[Component data from apps and pages]
|---|

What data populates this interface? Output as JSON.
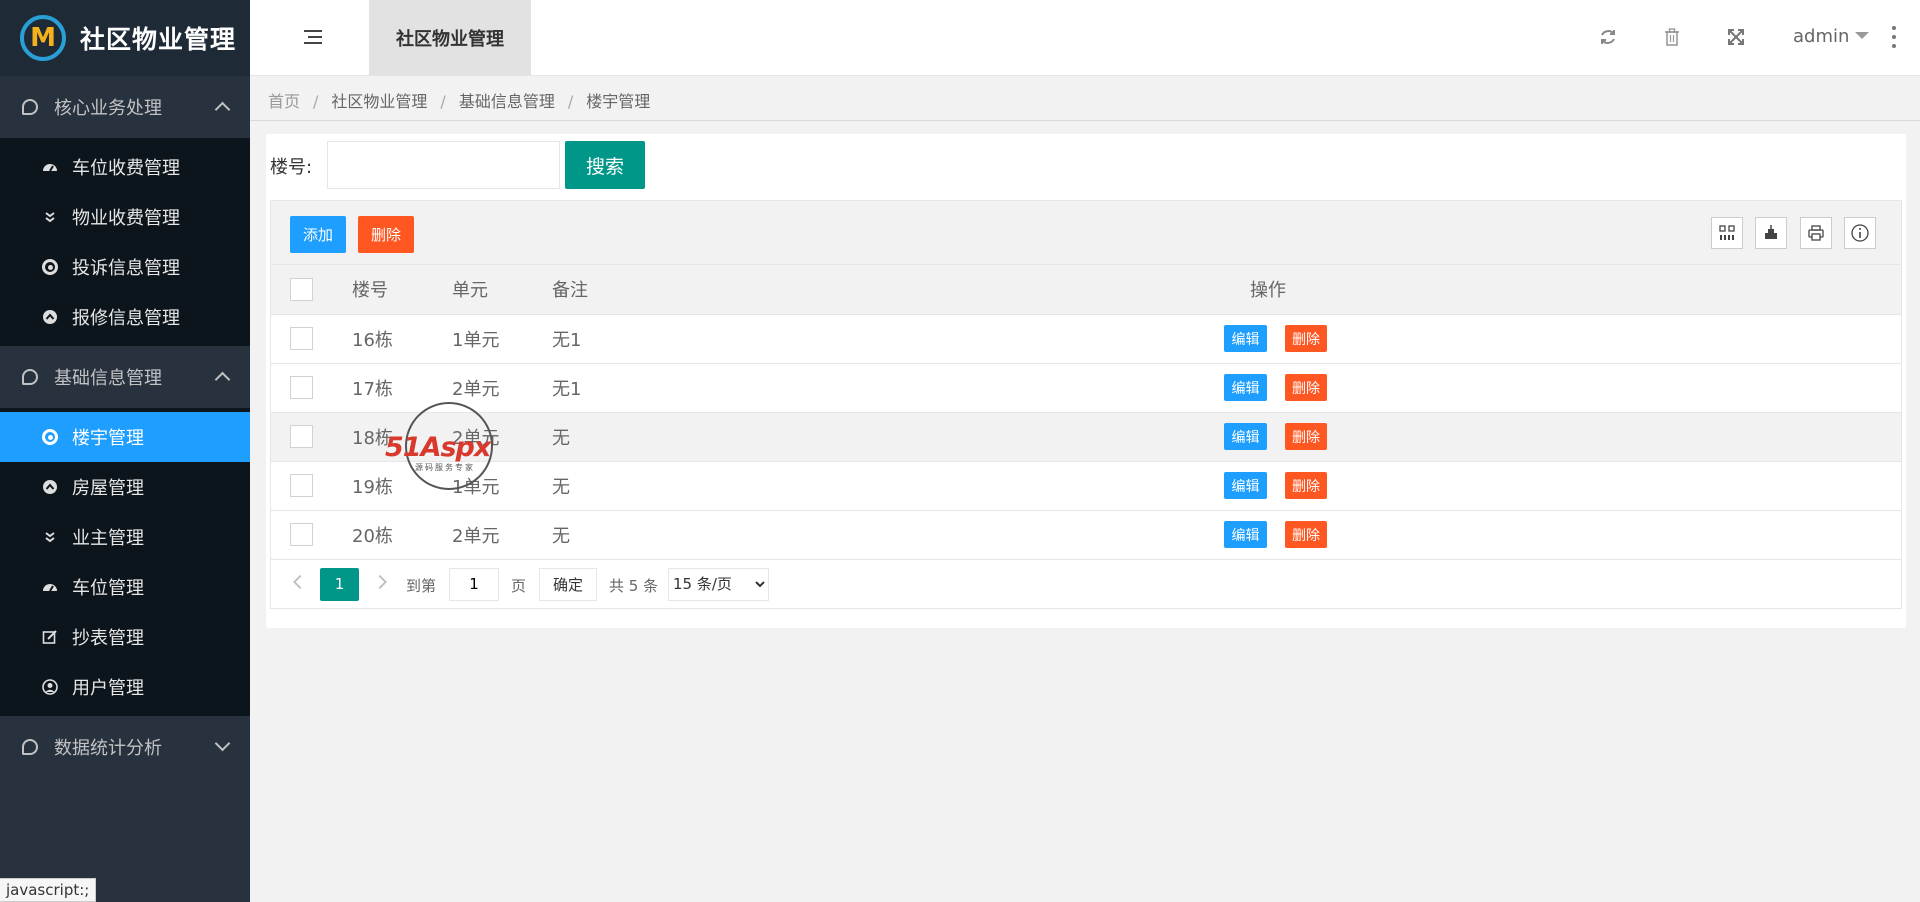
{
  "app": {
    "title": "社区物业管理"
  },
  "sidebar": {
    "groups": [
      {
        "label": "核心业务处理",
        "expanded": true,
        "items": [
          {
            "label": "车位收费管理",
            "icon": "dashboard-icon"
          },
          {
            "label": "物业收费管理",
            "icon": "double-chevron-down-icon"
          },
          {
            "label": "投诉信息管理",
            "icon": "target-icon"
          },
          {
            "label": "报修信息管理",
            "icon": "circle-up-icon"
          }
        ]
      },
      {
        "label": "基础信息管理",
        "expanded": true,
        "items": [
          {
            "label": "楼宇管理",
            "icon": "target-icon",
            "active": true
          },
          {
            "label": "房屋管理",
            "icon": "circle-up-icon"
          },
          {
            "label": "业主管理",
            "icon": "double-chevron-down-icon"
          },
          {
            "label": "车位管理",
            "icon": "dashboard-icon"
          },
          {
            "label": "抄表管理",
            "icon": "edit-icon"
          },
          {
            "label": "用户管理",
            "icon": "user-circle-icon"
          }
        ]
      },
      {
        "label": "数据统计分析",
        "expanded": false,
        "items": []
      }
    ]
  },
  "header": {
    "tab_label": "社区物业管理",
    "user": "admin"
  },
  "breadcrumb": [
    "首页",
    "社区物业管理",
    "基础信息管理",
    "楼宇管理"
  ],
  "search": {
    "label": "楼号:",
    "value": "",
    "button": "搜索"
  },
  "toolbar": {
    "add_label": "添加",
    "delete_label": "删除"
  },
  "table": {
    "columns": [
      "楼号",
      "单元",
      "备注",
      "操作"
    ],
    "rows": [
      {
        "building": "16栋",
        "unit": "1单元",
        "note": "无1"
      },
      {
        "building": "17栋",
        "unit": "2单元",
        "note": "无1"
      },
      {
        "building": "18栋",
        "unit": "2单元",
        "note": "无"
      },
      {
        "building": "19栋",
        "unit": "1单元",
        "note": "无"
      },
      {
        "building": "20栋",
        "unit": "2单元",
        "note": "无"
      }
    ],
    "row_actions": {
      "edit": "编辑",
      "delete": "删除"
    }
  },
  "pager": {
    "current_page": "1",
    "goto_prefix": "到第",
    "goto_value": "1",
    "goto_suffix": "页",
    "confirm": "确定",
    "total": "共 5 条",
    "page_size": "15 条/页"
  },
  "watermark": {
    "brand": "51Aspx",
    "tagline": "源码服务专家"
  },
  "status_bar": "javascript:;",
  "colors": {
    "sidebar_bg": "#28323f",
    "submenu_bg": "#0d151c",
    "active_blue": "#1e9fff",
    "primary_green": "#009688",
    "danger_orange": "#ff5722"
  }
}
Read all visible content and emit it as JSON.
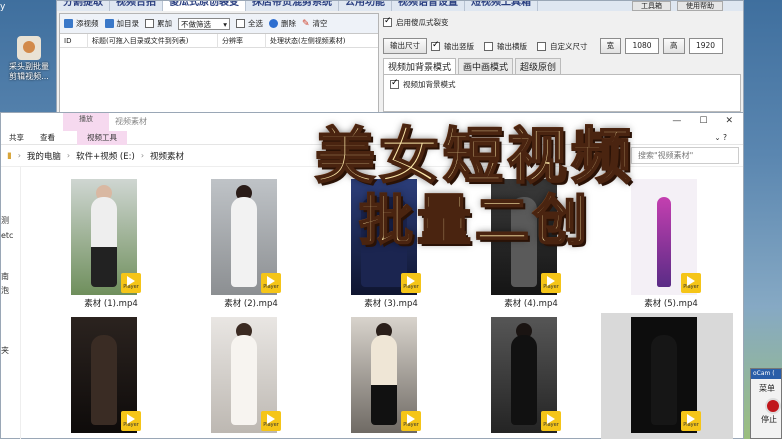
{
  "desktop": {
    "top_label": "y",
    "icon_label_1": "采头副批量",
    "icon_label_2": "剪辑视频..."
  },
  "app": {
    "main_tabs": [
      "分割提取",
      "视频合拍",
      "傻瓜式原创裂变",
      "抹店带货混剪系统",
      "公用功能",
      "视频语音设置",
      "短视频工具箱"
    ],
    "top_buttons": [
      "工具箱",
      "使用帮助"
    ],
    "toolbar": {
      "add_video": "添视频",
      "add_dir": "加目录",
      "append": "累加",
      "filter": "不做筛选",
      "select_all": "全选",
      "delete": "删除",
      "clear": "清空"
    },
    "columns": [
      "ID",
      "标题(可拖入目录或文件到列表)",
      "分辨率",
      "处理状态(左侧视频素材)"
    ],
    "right": {
      "enable_fission": "启用傻瓜式裂变",
      "output_size": "输出尺寸",
      "output_portrait": "输出竖版",
      "output_landscape": "输出横版",
      "custom_size": "自定义尺寸",
      "width_label": "宽",
      "width_value": "1080",
      "height_label": "高",
      "height_value": "1920",
      "sub_tabs": [
        "视频加背景模式",
        "画中画模式",
        "超级原创"
      ],
      "bg_mode": "视频加背景模式"
    }
  },
  "explorer": {
    "context_tab": "播放",
    "title": "视频素材",
    "ribbon": [
      "共享",
      "查看",
      "视频工具"
    ],
    "breadcrumbs": [
      "我的电脑",
      "软件+视频 (E:)",
      "视频素材"
    ],
    "search_placeholder": "搜索\"视频素材\"",
    "nav_items": [
      "测",
      "etc",
      "南",
      "泡",
      "夹"
    ],
    "badge": "Player",
    "files": [
      {
        "name": "素材 (1).mp4"
      },
      {
        "name": "素材 (2).mp4"
      },
      {
        "name": "素材 (3).mp4"
      },
      {
        "name": "素材 (4).mp4"
      },
      {
        "name": "素材 (5).mp4"
      },
      {
        "name": ""
      },
      {
        "name": ""
      },
      {
        "name": ""
      },
      {
        "name": ""
      },
      {
        "name": ""
      }
    ]
  },
  "overlay": {
    "line1": "美女短视频",
    "line2": "批量二创"
  },
  "ocam": {
    "title": "oCam (",
    "menu": "菜单",
    "stop": "停止"
  },
  "colors": {
    "overlay_fill": "#fbe7a8",
    "overlay_stroke": "#4a2410",
    "badge": "#f5c518",
    "context_tab": "#f6d9ef"
  }
}
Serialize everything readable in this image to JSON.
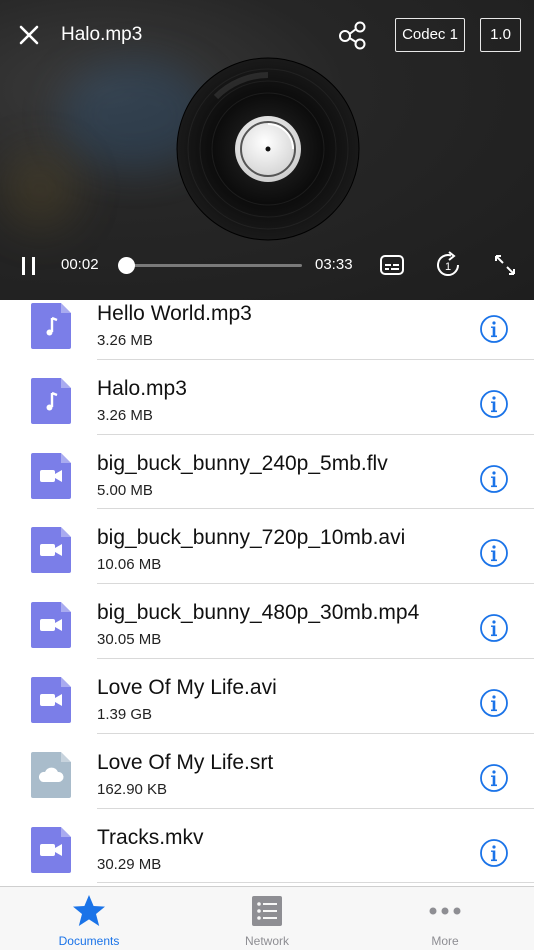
{
  "player": {
    "title": "Halo.mp3",
    "codec_label": "Codec 1",
    "speed_label": "1.0",
    "current_time": "00:02",
    "total_time": "03:33",
    "progress_fraction": 0.01
  },
  "files": [
    {
      "name": "Hello World.mp3",
      "size": "3.26 MB",
      "type": "audio"
    },
    {
      "name": "Halo.mp3",
      "size": "3.26 MB",
      "type": "audio"
    },
    {
      "name": "big_buck_bunny_240p_5mb.flv",
      "size": "5.00 MB",
      "type": "video"
    },
    {
      "name": "big_buck_bunny_720p_10mb.avi",
      "size": "10.06 MB",
      "type": "video"
    },
    {
      "name": "big_buck_bunny_480p_30mb.mp4",
      "size": "30.05 MB",
      "type": "video"
    },
    {
      "name": "Love Of My Life.avi",
      "size": "1.39 GB",
      "type": "video"
    },
    {
      "name": "Love Of My Life.srt",
      "size": "162.90 KB",
      "type": "subtitle"
    },
    {
      "name": "Tracks.mkv",
      "size": "30.29 MB",
      "type": "video"
    }
  ],
  "tabs": [
    {
      "label": "Documents",
      "icon": "star-icon",
      "active": true
    },
    {
      "label": "Network",
      "icon": "list-icon",
      "active": false
    },
    {
      "label": "More",
      "icon": "more-dots-icon",
      "active": false
    }
  ],
  "colors": {
    "accent": "#1a73e8",
    "file_icon": "#7b7ee8",
    "subtitle_icon": "#a9bccb",
    "info": "#1a73e8"
  }
}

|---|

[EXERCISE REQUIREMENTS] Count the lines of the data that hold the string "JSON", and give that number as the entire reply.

[SOLUTION TO THE PROBLEM] 3